What you should do: When a line in the data below includes "text", pick it out and copy it.

Records for the task:
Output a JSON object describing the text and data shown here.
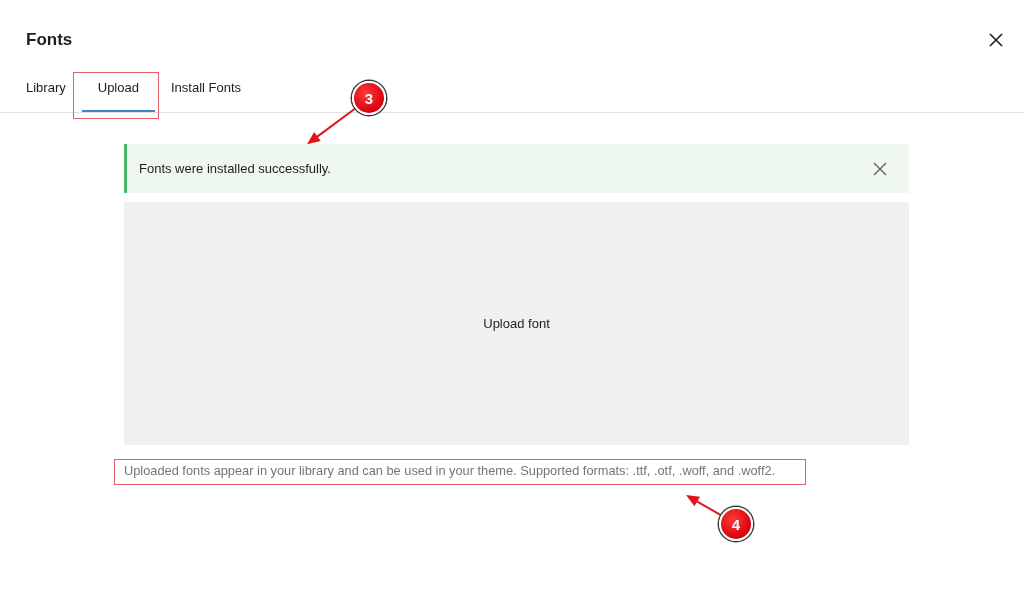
{
  "dialog": {
    "title": "Fonts"
  },
  "tabs": [
    {
      "label": "Library",
      "selected": false,
      "highlighted": false
    },
    {
      "label": "Upload",
      "selected": true,
      "highlighted": true
    },
    {
      "label": "Install Fonts",
      "selected": false,
      "highlighted": false
    }
  ],
  "notice": {
    "kind": "success",
    "text": "Fonts were installed successfully.",
    "callout": "3"
  },
  "upload": {
    "label": "Upload font"
  },
  "help": {
    "text": "Uploaded fonts appear in your library and can be used in your theme. Supported formats: .ttf, .otf, .woff, and .woff2.",
    "highlighted": true,
    "callout": "4"
  }
}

Exercise result:
Output a JSON object describing the text and data shown here.
    "text": "Fonts were installed successfully.",
    "text": "Uploaded fonts appear in your library and can be used in your theme. Supported formats: .ttf, .otf, .woff, and .woff2.",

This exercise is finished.